Not that it would make for good video game experience - VietCong used them in two levels. They were the worst thing in the whole game - in fact, the prospective of having to play through them again keeps me from re-installing the game at all, despite the fact that besides that, it’s really quite good.

Can’t add much to the great replies already posted - just that I recall that Special Forces, LRRPs, etc all had very high kill ratios. They carried massive firepower and could choose the time and place to engage the enemy - if at all.

Thanks for all the great replies! I don’t think I’m going to be able to use tunnels, since I don’t know Arma 2’s editor that well and as people have mentioned, they’re rather tough to implement in a fun way, but I’m going to try and include almost everything else that people have suggested.

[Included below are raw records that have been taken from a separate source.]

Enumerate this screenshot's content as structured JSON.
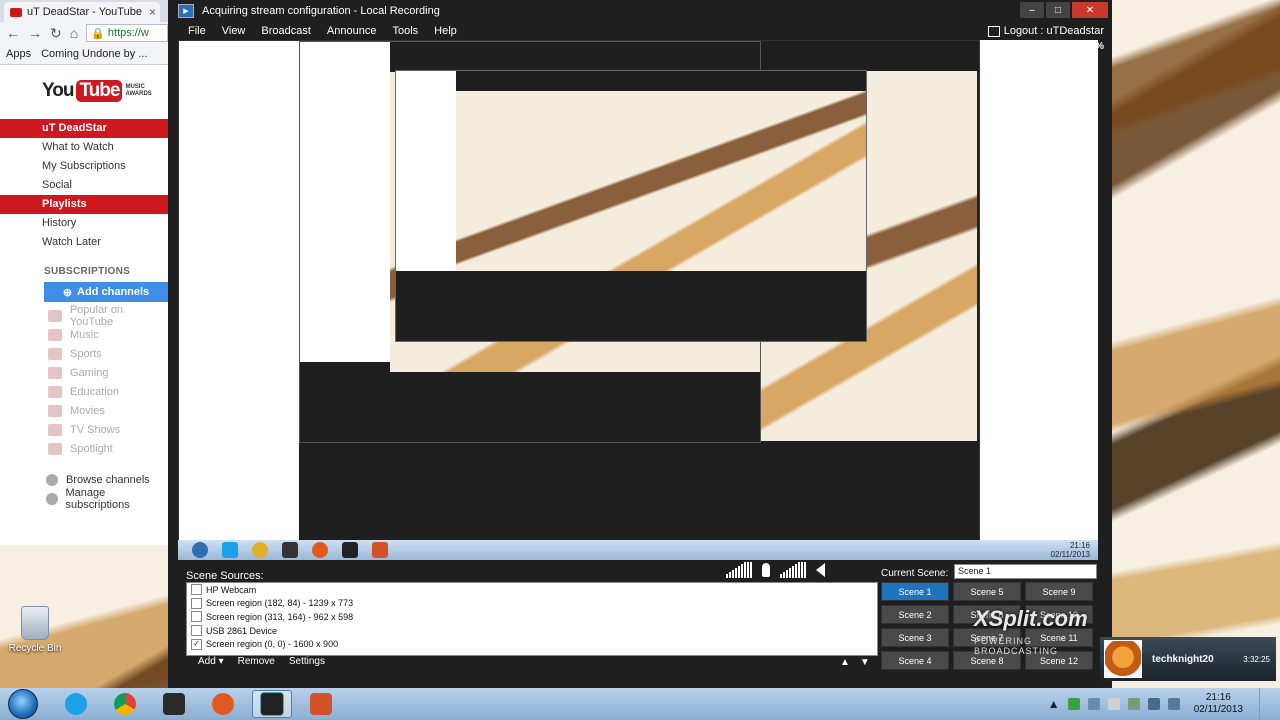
{
  "chrome": {
    "tab_title": "uT DeadStar - YouTube",
    "url": "https://w",
    "bookmarks": [
      "Apps",
      "Coming Undone by ..."
    ],
    "logo": {
      "you": "You",
      "tube": "Tube",
      "awards_line1": "MUSIC",
      "awards_line2": "AWARDS"
    },
    "menu": [
      "uT DeadStar",
      "What to Watch",
      "My Subscriptions",
      "Social",
      "Playlists",
      "History",
      "Watch Later"
    ],
    "subscriptions_heading": "SUBSCRIPTIONS",
    "add_channels": "Add channels",
    "subscriptions": [
      "Popular on YouTube",
      "Music",
      "Sports",
      "Gaming",
      "Education",
      "Movies",
      "TV Shows",
      "Spotlight"
    ],
    "footer": [
      "Browse channels",
      "Manage subscriptions"
    ]
  },
  "xsplit": {
    "title": "Acquiring stream configuration - Local Recording",
    "menu": [
      "File",
      "View",
      "Broadcast",
      "Announce",
      "Tools",
      "Help"
    ],
    "logout": "Logout : uTDeadstar",
    "zoom": "90%",
    "scene_sources_label": "Scene Sources:",
    "sources": [
      {
        "label": "HP Webcam",
        "checked": false
      },
      {
        "label": "Screen region (182, 84) - 1239 x 773",
        "checked": false
      },
      {
        "label": "Screen region (313, 164) - 962 x 598",
        "checked": false
      },
      {
        "label": "USB 2861 Device",
        "checked": false
      },
      {
        "label": "Screen region (0, 0) - 1600 x 900",
        "checked": true
      }
    ],
    "source_actions": [
      "Add",
      "Remove",
      "Settings"
    ],
    "current_scene_label": "Current Scene:",
    "current_scene": "Scene 1",
    "scenes": [
      "Scene 1",
      "Scene 5",
      "Scene 9",
      "Scene 2",
      "Scene 6",
      "Scene 10",
      "Scene 3",
      "Scene 7",
      "Scene 11",
      "Scene 4",
      "Scene 8",
      "Scene 12"
    ],
    "brand": "XSplit.com",
    "brand_sub": "POWERING BROADCASTING",
    "user": {
      "name": "techknight20",
      "time": "3:32:25"
    }
  },
  "desktop": {
    "recycle_bin": "Recycle Bin"
  },
  "taskbar": {
    "time": "21:16",
    "date": "02/11/2013"
  },
  "colors": {
    "youtube_red": "#cc181e",
    "scene_active": "#1e73be",
    "xsplit_bg": "#1f1f1f"
  }
}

As far as the Montagnards go, I think it would be tough to equip them in a way that makes them “feel” appreciably different than the US military guys, and so what I’m going to do is make the PCs all-american, but require them to work with groups of friendly NPC Montagnard every so often. There’s even a built-in mechanic for using interpreters, so I could set it up so only 1-2 of the PCs speak Vietnamese, and losing their interpreters will make sections of the campaign much more difficult.

In any event, it should be a lot of fun- I’m planning to start the campaign with a scouting and demolitions mission to get the group used to the setting and standards, give them a complicated assassination mission to plan for, and then add a frantic “grab the downed pilot” objective that they have to hit on their way to the extraction point after they’ve killed the official and hundreds of (presumably) angry VC are swarming through the jungle to secure the area and/or find the assassins.

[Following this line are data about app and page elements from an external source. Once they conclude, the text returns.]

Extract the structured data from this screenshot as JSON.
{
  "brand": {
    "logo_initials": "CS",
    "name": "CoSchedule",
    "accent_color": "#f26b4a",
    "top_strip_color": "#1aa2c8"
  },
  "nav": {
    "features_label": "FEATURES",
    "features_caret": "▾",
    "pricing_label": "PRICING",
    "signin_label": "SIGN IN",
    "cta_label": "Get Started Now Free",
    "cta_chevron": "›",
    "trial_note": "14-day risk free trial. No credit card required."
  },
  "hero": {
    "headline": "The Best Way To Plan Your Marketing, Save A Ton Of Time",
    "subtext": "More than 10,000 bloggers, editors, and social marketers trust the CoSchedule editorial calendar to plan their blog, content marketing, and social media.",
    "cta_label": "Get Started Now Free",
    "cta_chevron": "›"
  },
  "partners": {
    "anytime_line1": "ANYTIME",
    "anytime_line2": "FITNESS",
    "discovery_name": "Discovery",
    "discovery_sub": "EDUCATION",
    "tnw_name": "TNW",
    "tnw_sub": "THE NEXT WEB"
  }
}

And of course the extraction goes bad, so I’m planning for most of the rest of the campaign to involve the team being vectored from one marginally safe forward area to the next, picking up targets and missions of opportunity until they finally get a chance to extract their now-mangy asses from the area. ^^

Don’t forget to add the
“kill a rogue special forces officer who is carving his own kingdom deep in the jungle”
mission

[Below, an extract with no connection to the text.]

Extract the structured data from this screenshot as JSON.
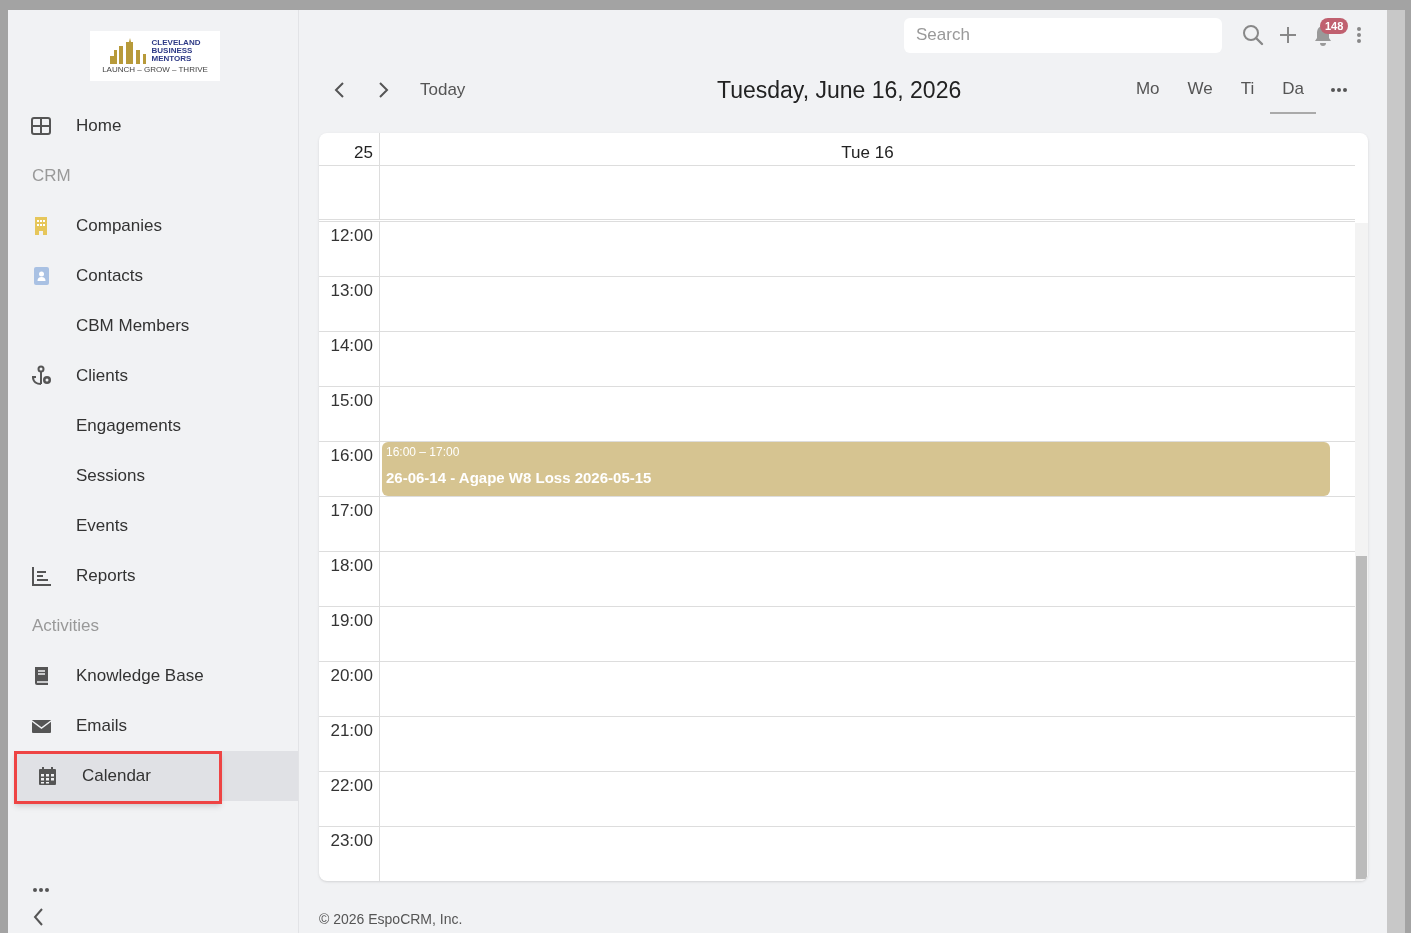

Tony Poe, the real-life inspiration for Colonel Kurtz in Apocalypse Now, worked largely in Laos. He lived in Thailand for some years after the war and was even part owner of Bangkok’s Madrid Bar, the old CIA spook hangout that’s still in business – the Air America offices were just down the street in Patpong – before eventually being expelled from Thailand for unknown offences and died a broken alcoholic stateside.

One of my favorite Tony Poe stories is how he used to like to take the head that was freshly cut off an enemy combatant and fly close to the house of another known combatant. While the pilot would go in low and slow, he would take the head and toss it at the house. He said if he aimed it just right, it would bounce off the front porch into the house through the open front door. What a card! :smiley:

He also used to pay a bounty of US$1 for each enemy ear the locals would bring him. Said he stopped that when one day in a village, he noticed a lot of the children were missing their ears. Seems the locals had been turning in any old ears they could get ahold of to collect the reward.